=== Working data ===
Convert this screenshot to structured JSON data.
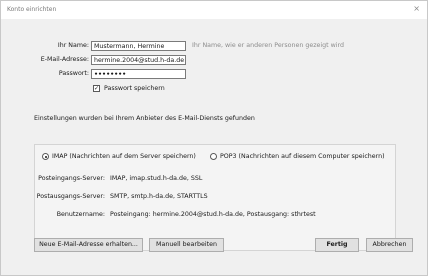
{
  "window": {
    "title": "Konto einrichten",
    "close_glyph": "×"
  },
  "form": {
    "name_label": "Ihr Name:",
    "name_value": "Mustermann, Hermine",
    "name_hint": "Ihr Name, wie er anderen Personen gezeigt wird",
    "email_label": "E-Mail-Adresse:",
    "email_value": "hermine.2004@stud.h-da.de",
    "password_label": "Passwort:",
    "password_value": "••••••••",
    "remember_label": "Passwort speichern",
    "remember_checked": true
  },
  "status_text": "Einstellungen wurden bei Ihrem Anbieter des E-Mail-Diensts gefunden",
  "protocol": {
    "imap_label": "IMAP (Nachrichten auf dem Server speichern)",
    "pop3_label": "POP3 (Nachrichten auf diesem Computer speichern)",
    "selected": "IMAP"
  },
  "servers": {
    "incoming_label": "Posteingangs-Server:",
    "incoming_value": "IMAP, imap.stud.h-da.de, SSL",
    "outgoing_label": "Postausgangs-Server:",
    "outgoing_value": "SMTP, smtp.h-da.de, STARTTLS",
    "username_label": "Benutzername:",
    "username_value": "Posteingang: hermine.2004@stud.h-da.de, Postausgang: sthrtest"
  },
  "buttons": {
    "new_address": "Neue E-Mail-Adresse erhalten...",
    "manual_edit": "Manuell bearbeiten",
    "done": "Fertig",
    "cancel": "Abbrechen"
  }
}
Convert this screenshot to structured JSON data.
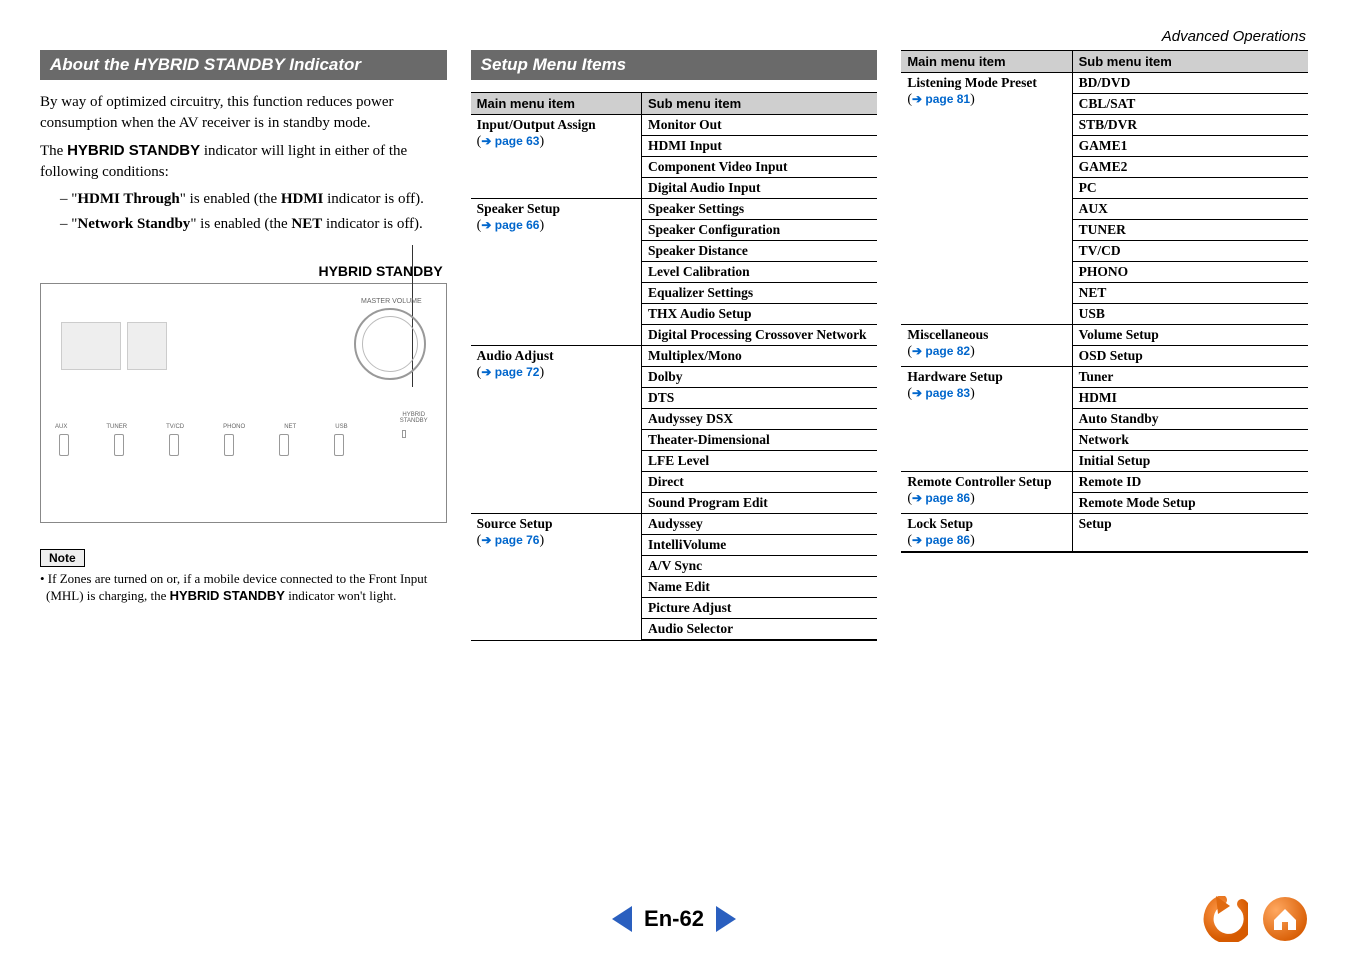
{
  "header": {
    "section_title": "Advanced Operations"
  },
  "col1": {
    "bar": "About the HYBRID STANDBY Indicator",
    "p1a": "By way of optimized circuitry, this function reduces power consumption when the AV receiver is in standby mode.",
    "p1b_prefix": "The ",
    "p1b_bold": "HYBRID STANDBY",
    "p1b_suffix": " indicator will light in either of the following conditions:",
    "li1_a": "\"",
    "li1_b": "HDMI Through",
    "li1_c": "\" is enabled (the ",
    "li1_d": "HDMI",
    "li1_e": " indicator is off).",
    "li2_a": "\"",
    "li2_b": "Network Standby",
    "li2_c": "\" is enabled (the ",
    "li2_d": "NET",
    "li2_e": " indicator is off).",
    "standby_label": "HYBRID STANDBY",
    "panel": {
      "knob_label": "MASTER VOLUME",
      "btns": [
        "AUX",
        "TUNER",
        "TV/CD",
        "PHONO",
        "NET",
        "USB"
      ],
      "hs": "HYBRID\nSTANDBY"
    },
    "note_label": "Note",
    "note_bullet_a": "• If Zones are turned on or, if a mobile device connected to the Front Input (MHL) is charging, the ",
    "note_bullet_b": "HYBRID STANDBY",
    "note_bullet_c": " indicator won't light."
  },
  "col2": {
    "bar": "Setup Menu Items",
    "th_main": "Main menu item",
    "th_sub": "Sub menu item",
    "groups": [
      {
        "main": "Input/Output Assign",
        "page": "page 63",
        "subs": [
          "Monitor Out",
          "HDMI Input",
          "Component Video Input",
          "Digital Audio Input"
        ]
      },
      {
        "main": "Speaker Setup",
        "page": "page 66",
        "subs": [
          "Speaker Settings",
          "Speaker Configuration",
          "Speaker Distance",
          "Level Calibration",
          "Equalizer Settings",
          "THX Audio Setup",
          "Digital Processing Crossover Network"
        ]
      },
      {
        "main": "Audio Adjust",
        "page": "page 72",
        "subs": [
          "Multiplex/Mono",
          "Dolby",
          "DTS",
          "Audyssey DSX",
          "Theater-Dimensional",
          "LFE Level",
          "Direct",
          "Sound Program Edit"
        ]
      },
      {
        "main": "Source Setup",
        "page": "page 76",
        "subs": [
          "Audyssey",
          "IntelliVolume",
          "A/V Sync",
          "Name Edit",
          "Picture Adjust",
          "Audio Selector"
        ]
      }
    ]
  },
  "col3": {
    "th_main": "Main menu item",
    "th_sub": "Sub menu item",
    "groups": [
      {
        "main": "Listening Mode Preset",
        "page": "page 81",
        "subs": [
          "BD/DVD",
          "CBL/SAT",
          "STB/DVR",
          "GAME1",
          "GAME2",
          "PC",
          "AUX",
          "TUNER",
          "TV/CD",
          "PHONO",
          "NET",
          "USB"
        ]
      },
      {
        "main": "Miscellaneous",
        "page": "page 82",
        "subs": [
          "Volume Setup",
          "OSD Setup"
        ]
      },
      {
        "main": "Hardware Setup",
        "page": "page 83",
        "subs": [
          "Tuner",
          "HDMI",
          "Auto Standby",
          "Network",
          "Initial Setup"
        ]
      },
      {
        "main": "Remote Controller Setup",
        "page": "page 86",
        "subs": [
          "Remote ID",
          "Remote Mode Setup"
        ]
      },
      {
        "main": "Lock Setup",
        "page": "page 86",
        "subs": [
          "Setup"
        ]
      }
    ]
  },
  "footer": {
    "page": "En-62"
  }
}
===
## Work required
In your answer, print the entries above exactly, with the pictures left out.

## Answer for the task
Convert this screenshot to structured JSON data.
{
  "window": {
    "title": "Konto einrichten",
    "close_glyph": "×"
  },
  "form": {
    "name_label": "Ihr Name:",
    "name_value": "Mustermann, Hermine",
    "name_hint": "Ihr Name, wie er anderen Personen gezeigt wird",
    "email_label": "E-Mail-Adresse:",
    "email_value": "hermine.2004@stud.h-da.de",
    "password_label": "Passwort:",
    "password_value": "••••••••",
    "remember_label": "Passwort speichern",
    "remember_checked": true
  },
  "status_text": "Einstellungen wurden bei Ihrem Anbieter des E-Mail-Diensts gefunden",
  "protocol": {
    "imap_label": "IMAP (Nachrichten auf dem Server speichern)",
    "pop3_label": "POP3 (Nachrichten auf diesem Computer speichern)",
    "selected": "IMAP"
  },
  "servers": {
    "incoming_label": "Posteingangs-Server:",
    "incoming_value": "IMAP, imap.stud.h-da.de, SSL",
    "outgoing_label": "Postausgangs-Server:",
    "outgoing_value": "SMTP, smtp.h-da.de, STARTTLS",
    "username_label": "Benutzername:",
    "username_value": "Posteingang: hermine.2004@stud.h-da.de, Postausgang: sthrtest"
  },
  "buttons": {
    "new_address": "Neue E-Mail-Adresse erhalten...",
    "manual_edit": "Manuell bearbeiten",
    "done": "Fertig",
    "cancel": "Abbrechen"
  }
}
Convert this screenshot to structured JSON data.
{
  "header": {
    "section_title": "Advanced Operations"
  },
  "col1": {
    "bar": "About the HYBRID STANDBY Indicator",
    "p1a": "By way of optimized circuitry, this function reduces power consumption when the AV receiver is in standby mode.",
    "p1b_prefix": "The ",
    "p1b_bold": "HYBRID STANDBY",
    "p1b_suffix": " indicator will light in either of the following conditions:",
    "li1_a": "\"",
    "li1_b": "HDMI Through",
    "li1_c": "\" is enabled (the ",
    "li1_d": "HDMI",
    "li1_e": " indicator is off).",
    "li2_a": "\"",
    "li2_b": "Network Standby",
    "li2_c": "\" is enabled (the ",
    "li2_d": "NET",
    "li2_e": " indicator is off).",
    "standby_label": "HYBRID STANDBY",
    "panel": {
      "knob_label": "MASTER VOLUME",
      "btns": [
        "AUX",
        "TUNER",
        "TV/CD",
        "PHONO",
        "NET",
        "USB"
      ],
      "hs": "HYBRID\nSTANDBY"
    },
    "note_label": "Note",
    "note_bullet_a": "• If Zones are turned on or, if a mobile device connected to the Front Input (MHL) is charging, the ",
    "note_bullet_b": "HYBRID STANDBY",
    "note_bullet_c": " indicator won't light."
  },
  "col2": {
    "bar": "Setup Menu Items",
    "th_main": "Main menu item",
    "th_sub": "Sub menu item",
    "groups": [
      {
        "main": "Input/Output Assign",
        "page": "page 63",
        "subs": [
          "Monitor Out",
          "HDMI Input",
          "Component Video Input",
          "Digital Audio Input"
        ]
      },
      {
        "main": "Speaker Setup",
        "page": "page 66",
        "subs": [
          "Speaker Settings",
          "Speaker Configuration",
          "Speaker Distance",
          "Level Calibration",
          "Equalizer Settings",
          "THX Audio Setup",
          "Digital Processing Crossover Network"
        ]
      },
      {
        "main": "Audio Adjust",
        "page": "page 72",
        "subs": [
          "Multiplex/Mono",
          "Dolby",
          "DTS",
          "Audyssey DSX",
          "Theater-Dimensional",
          "LFE Level",
          "Direct",
          "Sound Program Edit"
        ]
      },
      {
        "main": "Source Setup",
        "page": "page 76",
        "subs": [
          "Audyssey",
          "IntelliVolume",
          "A/V Sync",
          "Name Edit",
          "Picture Adjust",
          "Audio Selector"
        ]
      }
    ]
  },
  "col3": {
    "th_main": "Main menu item",
    "th_sub": "Sub menu item",
    "groups": [
      {
        "main": "Listening Mode Preset",
        "page": "page 81",
        "subs": [
          "BD/DVD",
          "CBL/SAT",
          "STB/DVR",
          "GAME1",
          "GAME2",
          "PC",
          "AUX",
          "TUNER",
          "TV/CD",
          "PHONO",
          "NET",
          "USB"
        ]
      },
      {
        "main": "Miscellaneous",
        "page": "page 82",
        "subs": [
          "Volume Setup",
          "OSD Setup"
        ]
      },
      {
        "main": "Hardware Setup",
        "page": "page 83",
        "subs": [
          "Tuner",
          "HDMI",
          "Auto Standby",
          "Network",
          "Initial Setup"
        ]
      },
      {
        "main": "Remote Controller Setup",
        "page": "page 86",
        "subs": [
          "Remote ID",
          "Remote Mode Setup"
        ]
      },
      {
        "main": "Lock Setup",
        "page": "page 86",
        "subs": [
          "Setup"
        ]
      }
    ]
  },
  "footer": {
    "page": "En-62"
  }
}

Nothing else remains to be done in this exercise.